§ Information given
☆ ☆ ☆

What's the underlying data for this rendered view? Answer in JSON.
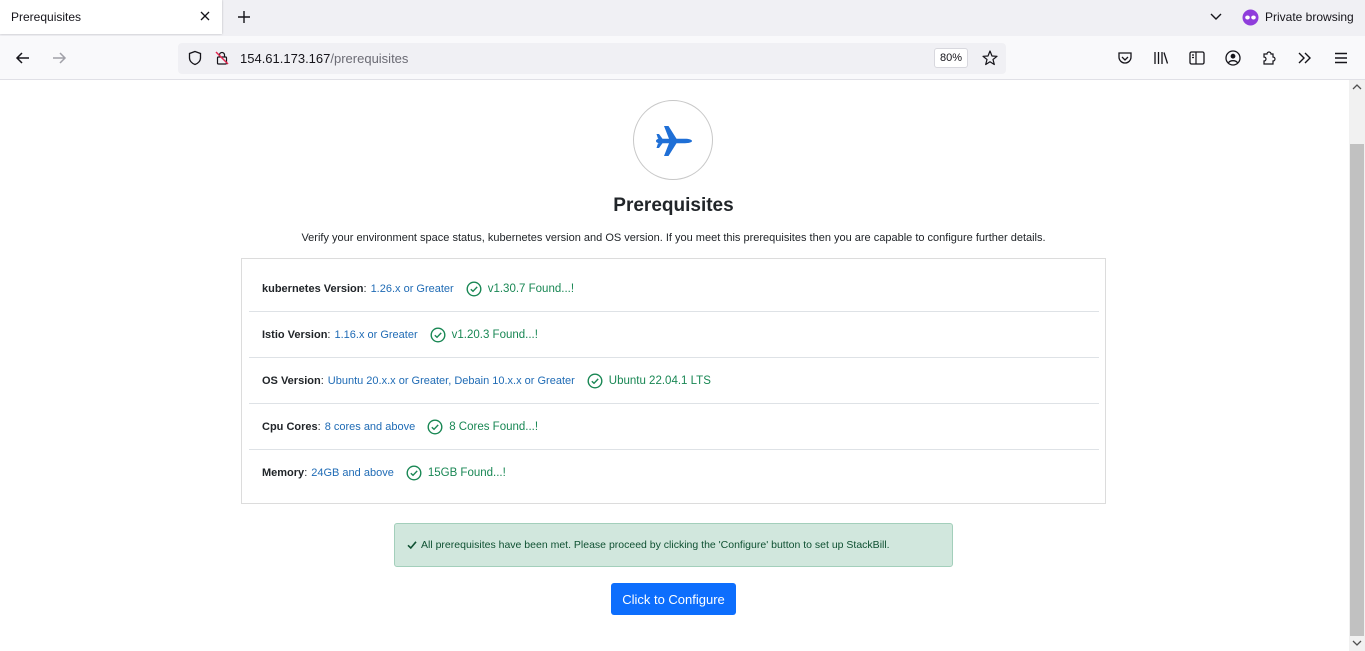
{
  "browser": {
    "tab_title": "Prerequisites",
    "private_label": "Private browsing",
    "url_host": "154.61.173.167",
    "url_path": "/prerequisites",
    "zoom": "80%"
  },
  "page": {
    "title": "Prerequisites",
    "description": "Verify your environment space status, kubernetes version and OS version. If you meet this prerequisites then you are capable to configure further details.",
    "requirements": [
      {
        "label": "kubernetes Version",
        "sep": " :",
        "need": "1.26.x or Greater",
        "found": "v1.30.7 Found...!"
      },
      {
        "label": "Istio Version",
        "sep": " :",
        "need": "1.16.x or Greater",
        "found": "v1.20.3 Found...!"
      },
      {
        "label": "OS Version",
        "sep": " :",
        "need": "Ubuntu 20.x.x or Greater, Debain 10.x.x or Greater",
        "found": "Ubuntu 22.04.1 LTS"
      },
      {
        "label": "Cpu Cores",
        "sep": " :",
        "need": "8 cores and above",
        "found": "8 Cores Found...!"
      },
      {
        "label": "Memory",
        "sep": " :",
        "need": "24GB and above",
        "found": "15GB Found...!"
      }
    ],
    "alert": "All prerequisites have been met. Please proceed by clicking the 'Configure' button to set up StackBill.",
    "configure_label": "Click to Configure"
  },
  "icons": {
    "logo": "airplane-icon",
    "check": "check-circle-icon"
  },
  "colors": {
    "primary": "#0d6efd",
    "success": "#198754",
    "link": "#1f6bb5",
    "alert_bg": "#d1e7dd"
  }
}
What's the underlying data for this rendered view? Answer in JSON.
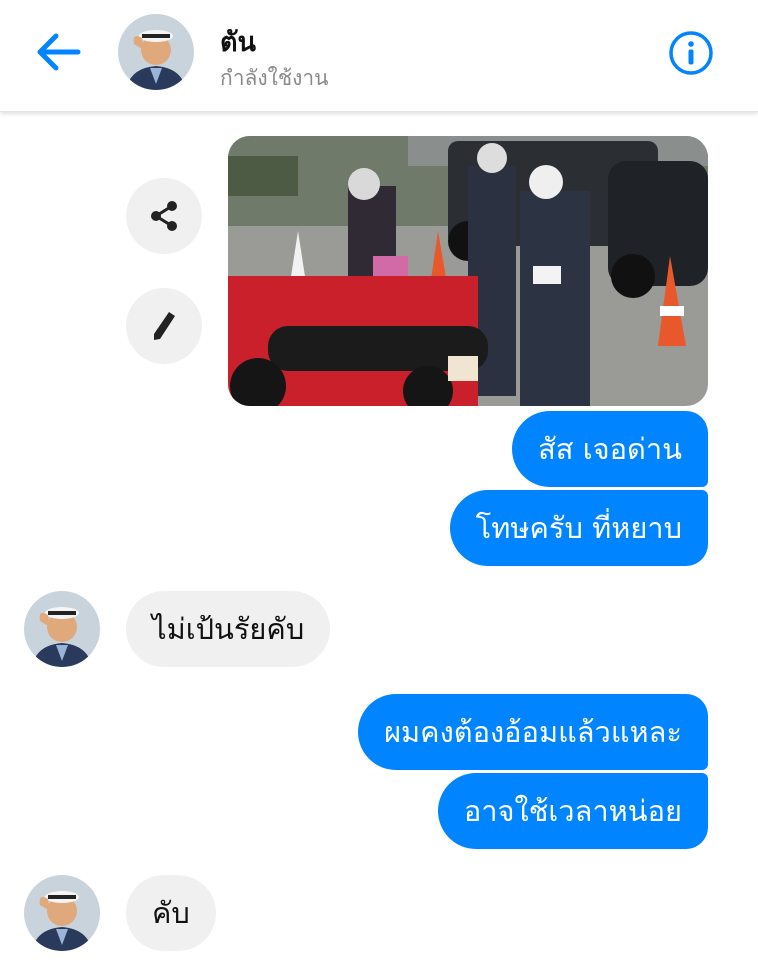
{
  "header": {
    "contact_name": "ตัน",
    "status": "กำลังใช้งาน"
  },
  "messages": [
    {
      "from": "me",
      "kind": "photo"
    },
    {
      "from": "me",
      "text": "สัส เจอด่าน"
    },
    {
      "from": "me",
      "text": "โทษครับ ที่หยาบ"
    },
    {
      "from": "contact",
      "text": "ไม่เป้นรัยคับ"
    },
    {
      "from": "me",
      "text": "ผมคงต้องอ้อมแล้วแหละ"
    },
    {
      "from": "me",
      "text": "อาจใช้เวลาหน่อย"
    },
    {
      "from": "contact",
      "text": "คับ"
    }
  ],
  "icons": {
    "back": "arrow-left-icon",
    "info": "info-icon",
    "share": "share-icon",
    "edit": "pencil-icon"
  },
  "colors": {
    "accent": "#0084ff",
    "incoming_bubble": "#f0f0f0",
    "status_text": "#8a8a8a"
  }
}
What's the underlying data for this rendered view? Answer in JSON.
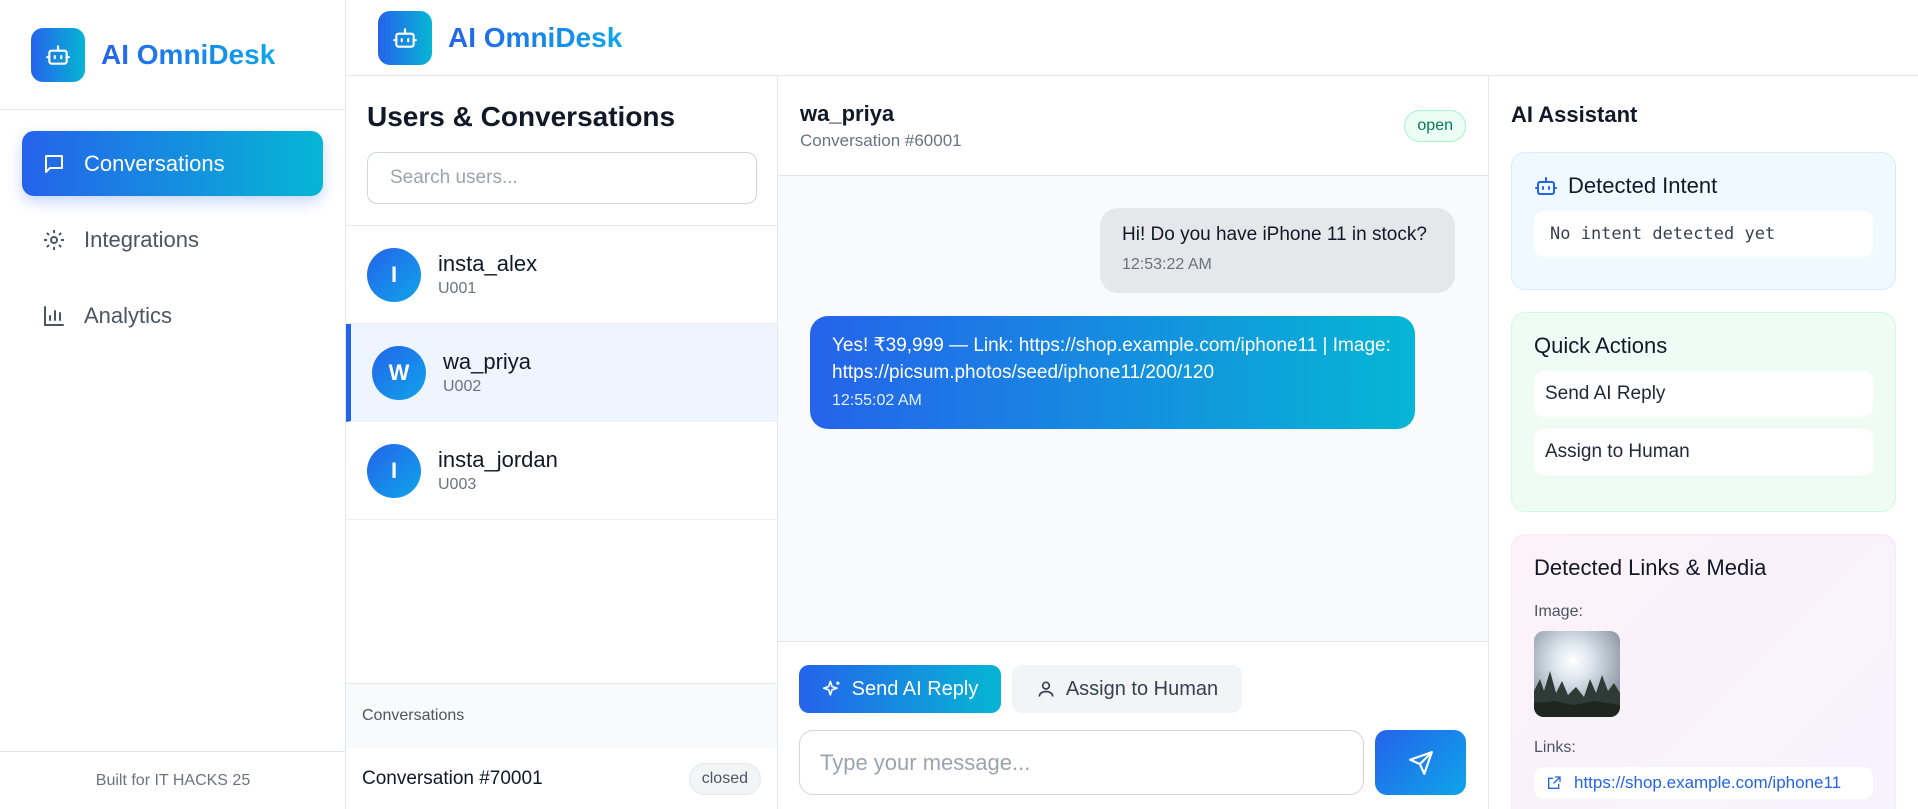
{
  "app": {
    "name": "AI OmniDesk",
    "logo_icon": "robot-icon"
  },
  "sidebar": {
    "items": [
      {
        "label": "Conversations",
        "icon": "chat-bubble-icon",
        "active": true
      },
      {
        "label": "Integrations",
        "icon": "gear-icon",
        "active": false
      },
      {
        "label": "Analytics",
        "icon": "bar-chart-icon",
        "active": false
      }
    ],
    "footer": "Built for IT HACKS 25"
  },
  "users_panel": {
    "title": "Users & Conversations",
    "search_placeholder": "Search users...",
    "users": [
      {
        "initial": "I",
        "name": "insta_alex",
        "id": "U001",
        "selected": false
      },
      {
        "initial": "W",
        "name": "wa_priya",
        "id": "U002",
        "selected": true
      },
      {
        "initial": "I",
        "name": "insta_jordan",
        "id": "U003",
        "selected": false
      }
    ],
    "conversations_header": "Conversations",
    "conversations": [
      {
        "title": "Conversation #70001",
        "status": "closed"
      }
    ]
  },
  "chat": {
    "user": "wa_priya",
    "subtitle": "Conversation #60001",
    "status": "open",
    "messages": [
      {
        "direction": "incoming",
        "text": "Hi! Do you have iPhone 11 in stock?",
        "time": "12:53:22 AM"
      },
      {
        "direction": "outgoing",
        "text": "Yes! ₹39,999 — Link: https://shop.example.com/iphone11 | Image: https://picsum.photos/seed/iphone11/200/120",
        "time": "12:55:02 AM"
      }
    ],
    "send_ai_label": "Send AI Reply",
    "assign_label": "Assign to Human",
    "input_placeholder": "Type your message..."
  },
  "assistant": {
    "title": "AI Assistant",
    "intent_title": "Detected Intent",
    "intent_value": "No intent detected yet",
    "actions_title": "Quick Actions",
    "actions": [
      "Send AI Reply",
      "Assign to Human"
    ],
    "links_title": "Detected Links & Media",
    "image_label": "Image:",
    "links_label": "Links:",
    "links": [
      "https://shop.example.com/iphone11"
    ]
  },
  "colors": {
    "accent": "#2563eb",
    "accent2": "#06b6d4",
    "open": "#047857"
  }
}
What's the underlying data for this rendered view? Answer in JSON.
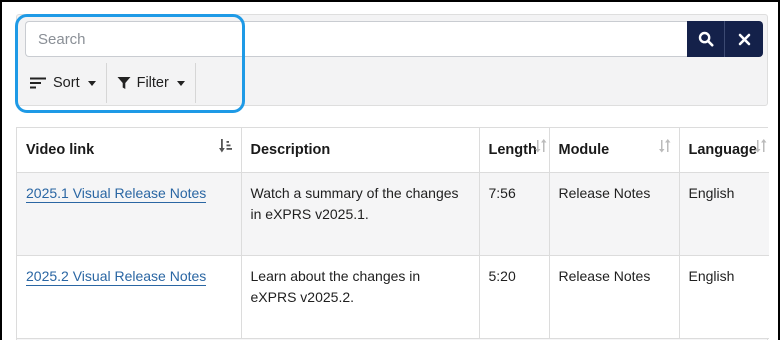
{
  "toolbar": {
    "search_placeholder": "Search",
    "search_value": "",
    "sort_label": "Sort",
    "filter_label": "Filter",
    "search_icon": "search-icon",
    "clear_icon": "close-icon",
    "highlight_color": "#1e9ae6",
    "button_color": "#14214a"
  },
  "table": {
    "columns": [
      {
        "label": "Video link",
        "sort_icon": "sort-amount-down-icon"
      },
      {
        "label": "Description",
        "sort_icon": ""
      },
      {
        "label": "Length",
        "sort_icon": "sort-icon"
      },
      {
        "label": "Module",
        "sort_icon": "sort-icon"
      },
      {
        "label": "Language",
        "sort_icon": "sort-icon"
      }
    ],
    "rows": [
      {
        "video_link": "2025.1 Visual Release Notes",
        "description": "Watch a summary of the changes in eXPRS v2025.1.",
        "length": "7:56",
        "module": "Release Notes",
        "language": "English"
      },
      {
        "video_link": "2025.2 Visual Release Notes",
        "description": "Learn about the changes in eXPRS v2025.2.",
        "length": "5:20",
        "module": "Release Notes",
        "language": "English"
      }
    ],
    "link_color": "#2a66a3"
  }
}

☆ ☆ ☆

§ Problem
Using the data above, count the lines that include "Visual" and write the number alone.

§ Reply to the exercise
2